→ **ABOUT THIS EXERCISE**: For the data below, work out how many lines contain the word "username" and supply only that number.

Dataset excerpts
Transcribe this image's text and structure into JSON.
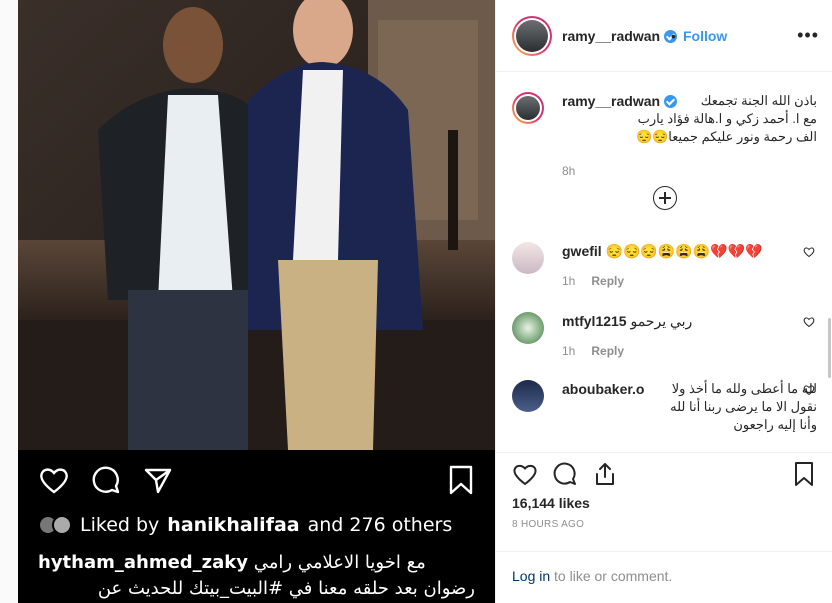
{
  "post": {
    "username": "ramy__radwan",
    "follow_label": "Follow",
    "more_label": "•••",
    "likes": "16,144 likes",
    "time_ago": "8 HOURS AGO",
    "login_link": "Log in",
    "login_rest": " to like or comment."
  },
  "caption": {
    "username": "ramy__radwan",
    "line1": "باذن الله الجنة تجمعك",
    "line2": "مع ا. أحمد زكي و ا.هالة فؤاد يارب",
    "line3": "الف رحمة ونور عليكم جميعا😔😔",
    "time": "8h"
  },
  "comments": [
    {
      "username": "gwefil",
      "text": "😔😔😔😩😩😩💔💔💔",
      "time": "1h",
      "reply": "Reply"
    },
    {
      "username": "mtfyl1215",
      "text": "ربي يرحمو",
      "time": "1h",
      "reply": "Reply"
    },
    {
      "username": "aboubaker.o",
      "text": "لله ما أعطى ولله ما أخذ ولا نقول الا ما يرضى ربنا أنا لله وأنا إليه راجعون"
    }
  ],
  "screenshot_overlay": {
    "liked_by_prefix": "Liked by",
    "liked_by_user": "hanikhalifaa",
    "liked_by_suffix": "and 276 others",
    "cap_user": "hytham_ahmed_zaky",
    "cap_line1": "مع اخويا الاعلامي رامي",
    "cap_line2": "رضوان بعد حلقه معنا في #البيت_بيتك للحديث عن"
  },
  "colors": {
    "accent": "#3897f0",
    "link": "#003569",
    "muted": "#8e8e8e",
    "border": "#efefef"
  }
}
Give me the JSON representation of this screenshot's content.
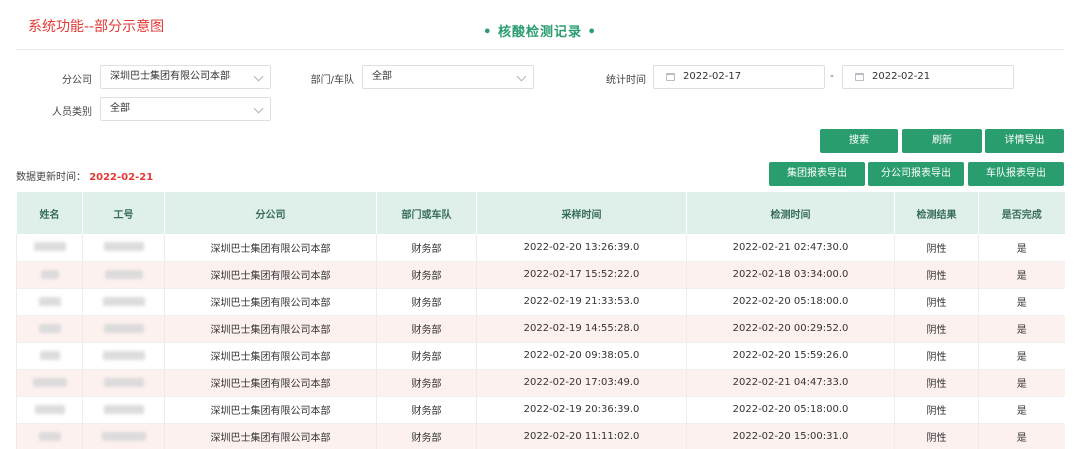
{
  "caption": "系统功能--部分示意图",
  "page_title": "• 核酸检测记录 •",
  "filters": {
    "company_label": "分公司",
    "company_value": "深圳巴士集团有限公司本部",
    "dept_label": "部门/车队",
    "dept_value": "全部",
    "stat_time_label": "统计时间",
    "date_start": "2022-02-17",
    "date_sep": "-",
    "date_end": "2022-02-21",
    "staff_type_label": "人员类别",
    "staff_type_value": "全部"
  },
  "buttons": {
    "search": "搜索",
    "refresh": "刷新",
    "detail_export": "详情导出",
    "group_export": "集团报表导出",
    "branch_export": "分公司报表导出",
    "team_export": "车队报表导出"
  },
  "update": {
    "label": "数据更新时间：",
    "value": "2022-02-21"
  },
  "accent_color": "#2a9d6f",
  "table": {
    "headers": [
      "姓名",
      "工号",
      "分公司",
      "部门或车队",
      "采样时间",
      "检测时间",
      "检测结果",
      "是否完成"
    ],
    "rows": [
      {
        "company": "深圳巴士集团有限公司本部",
        "dept": "财务部",
        "sample_time": "2022-02-20 13:26:39.0",
        "test_time": "2022-02-21 02:47:30.0",
        "result": "阴性",
        "done": "是"
      },
      {
        "company": "深圳巴士集团有限公司本部",
        "dept": "财务部",
        "sample_time": "2022-02-17 15:52:22.0",
        "test_time": "2022-02-18 03:34:00.0",
        "result": "阴性",
        "done": "是"
      },
      {
        "company": "深圳巴士集团有限公司本部",
        "dept": "财务部",
        "sample_time": "2022-02-19 21:33:53.0",
        "test_time": "2022-02-20 05:18:00.0",
        "result": "阴性",
        "done": "是"
      },
      {
        "company": "深圳巴士集团有限公司本部",
        "dept": "财务部",
        "sample_time": "2022-02-19 14:55:28.0",
        "test_time": "2022-02-20 00:29:52.0",
        "result": "阴性",
        "done": "是"
      },
      {
        "company": "深圳巴士集团有限公司本部",
        "dept": "财务部",
        "sample_time": "2022-02-20 09:38:05.0",
        "test_time": "2022-02-20 15:59:26.0",
        "result": "阴性",
        "done": "是"
      },
      {
        "company": "深圳巴士集团有限公司本部",
        "dept": "财务部",
        "sample_time": "2022-02-20 17:03:49.0",
        "test_time": "2022-02-21 04:47:33.0",
        "result": "阴性",
        "done": "是"
      },
      {
        "company": "深圳巴士集团有限公司本部",
        "dept": "财务部",
        "sample_time": "2022-02-19 20:36:39.0",
        "test_time": "2022-02-20 05:18:00.0",
        "result": "阴性",
        "done": "是"
      },
      {
        "company": "深圳巴士集团有限公司本部",
        "dept": "财务部",
        "sample_time": "2022-02-20 11:11:02.0",
        "test_time": "2022-02-20 15:00:31.0",
        "result": "阴性",
        "done": "是"
      }
    ]
  }
}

→ **ANSWER TO THIS EXERCISE**: 5